This may cause problems for mutable objects that are locked while PEP-3118 buffer references remain unreleased (e.g. in 3.2, io.BytesIO supports getbuffer() for direct access to the underlying memory, but disallows resizing until the associated memoryview goes away).
This isn't too bad in CPython due to explicit refcounting, but may be an issue when using other implementations since the time between release of the last reference and actual garbage collection is indeterminate. For example, the new test_getbuffer in the BytesIOMixin class in the test suite can't rely on "del buf" promptly releasing the underlying PEP-3118 buffer, so it is forced to also invoke a full GC collection cycle in order to be portable to other implementations.
So there are two separate questions here:
Guido was -0 on the idea of supporting the context management protocol, but the rationale presented to him at the time was lacking the key concept of behavioural changes in the object owning the buffer based on whether or not there were any outstanding buffer references.
Given this explanation, of course I am +1 on an explicit release() method. But I'm still skeptical that a context manager adds much (not sure if that counts as -0 or +0 :-).

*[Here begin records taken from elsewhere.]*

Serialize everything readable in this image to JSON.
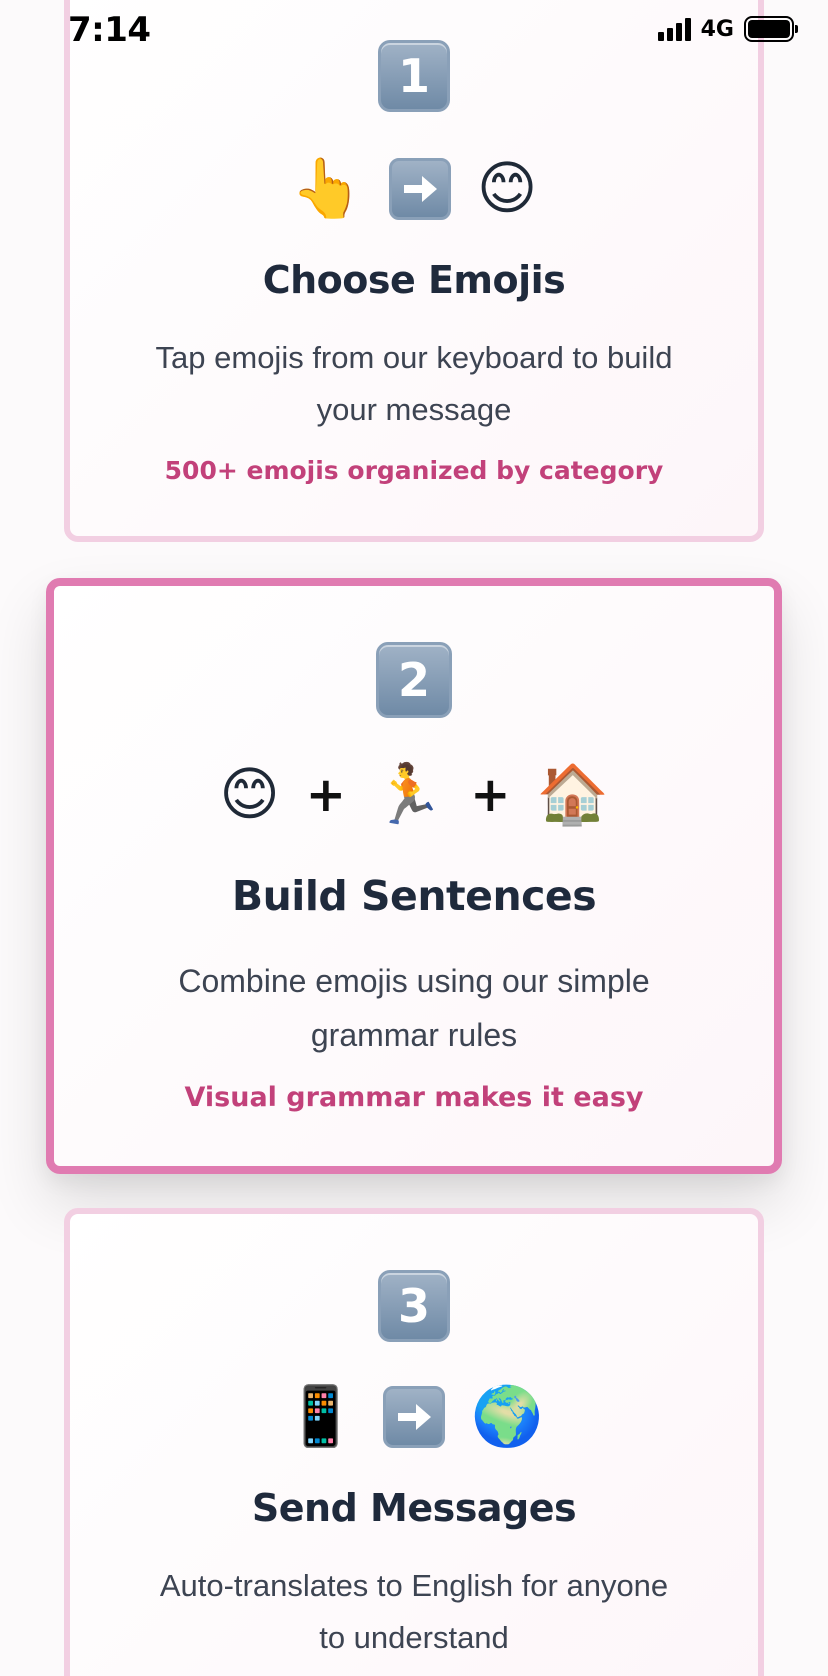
{
  "status_bar": {
    "time": "7:14",
    "network": "4G"
  },
  "steps": [
    {
      "number": "1",
      "emojis": [
        "👆",
        "arrow-right",
        "😊"
      ],
      "title": "Choose Emojis",
      "description_line1": "Tap emojis from our keyboard to build",
      "description_line2": "your message",
      "note": "500+ emojis organized by category"
    },
    {
      "number": "2",
      "emojis": [
        "😊",
        "+",
        "🏃",
        "+",
        "🏠"
      ],
      "title": "Build Sentences",
      "description_line1": "Combine emojis using our simple",
      "description_line2": "grammar rules",
      "note": "Visual grammar makes it easy"
    },
    {
      "number": "3",
      "emojis": [
        "📱",
        "arrow-right",
        "🌍"
      ],
      "title": "Send Messages",
      "description_line1": "Auto-translates to English for anyone",
      "description_line2": "to understand"
    }
  ],
  "colors": {
    "accent": "#c2417a",
    "active_border": "#e07bb1",
    "inactive_border": "#f2cfe2"
  }
}
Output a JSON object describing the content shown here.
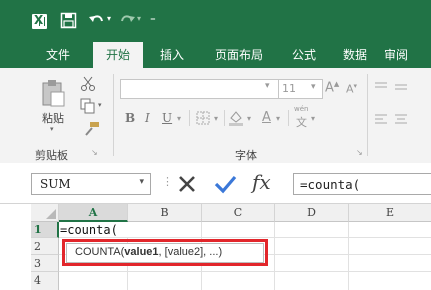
{
  "tabs": [
    {
      "label": "文件"
    },
    {
      "label": "开始"
    },
    {
      "label": "插入"
    },
    {
      "label": "页面布局"
    },
    {
      "label": "公式"
    },
    {
      "label": "数据"
    },
    {
      "label": "审阅"
    }
  ],
  "ribbon": {
    "paste_label": "粘贴",
    "clipboard_group": "剪贴板",
    "font_group": "字体",
    "font_size": "11",
    "phonetic_label": "wén"
  },
  "formula_bar": {
    "name_box": "SUM",
    "fx_label": "fx",
    "formula": "=counta("
  },
  "grid": {
    "columns": [
      "A",
      "B",
      "C",
      "D",
      "E"
    ],
    "rows": [
      "1",
      "2",
      "3",
      "4"
    ],
    "cell_a1": "=counta("
  },
  "tooltip": {
    "func": "COUNTA(",
    "arg1": "value1",
    "rest": ", [value2], ...)"
  },
  "colors": {
    "accent": "#217346",
    "highlight": "#e2262b"
  }
}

I suppose after release() is called all accesses through the memoryview object should be invalid, right? Is this not covered by PEP-3118 at all?
Ok, release() is probably enough.
Indeed. The patch tests for that (it uses "with" to release the
The PEP says “this memory view object holds on to the memory of base
As with a few(!) other things in relation to this PEP, the primary
+1 on adding release() (obviously), and +1 on direct support for
On an eyeball review, the structure of do_release seems a little questionable to me. I'd be happier if view.obj and view.buf were copied to C locals and then set to NULL at the start of the function before any real work is done.
I believe the buffer release process can trigger __del__ methods (and possibly other Python code), which may currently see the memoryview in a slightly inconsistent state when reference cycles are involved. Setting these two references to NULL early should keep that from happening (the idea of using C locals to avoid this is the same concept as is employed by the Py_CLEAR macro)
For the test code, I suggest including:
(For the properties, perhaps using a list of strings, a loop and getattr rather than writing each one out separately)
_check_released should perhaps also take a second argument that is used for the last two NotEqual checks. That is:
def _check_released(self, m, tp): ... self.assertNotEqual(m, memoryview(tp())) self.assertNotEqual(m, tp())
And then pass in tp as well as m for the respective tests.
There's also a minor typo in a comment in the tests: "called at second" should be "called a second".
Other than that, looks good to me.
You can't do that, since PyBuffer_Release() needs the information (at
(note, this code is simply factored out from tp_dealloc)
Ok. I was bit too lazy and didn't include all the API.
It's more clever but less practical if there's a failure: you can't know
Hmm, why not.
Well, view.obj can be NULL in case the buffer has been filled by hand by
I could simply test for view.buf. I was thinking that maybe NULL could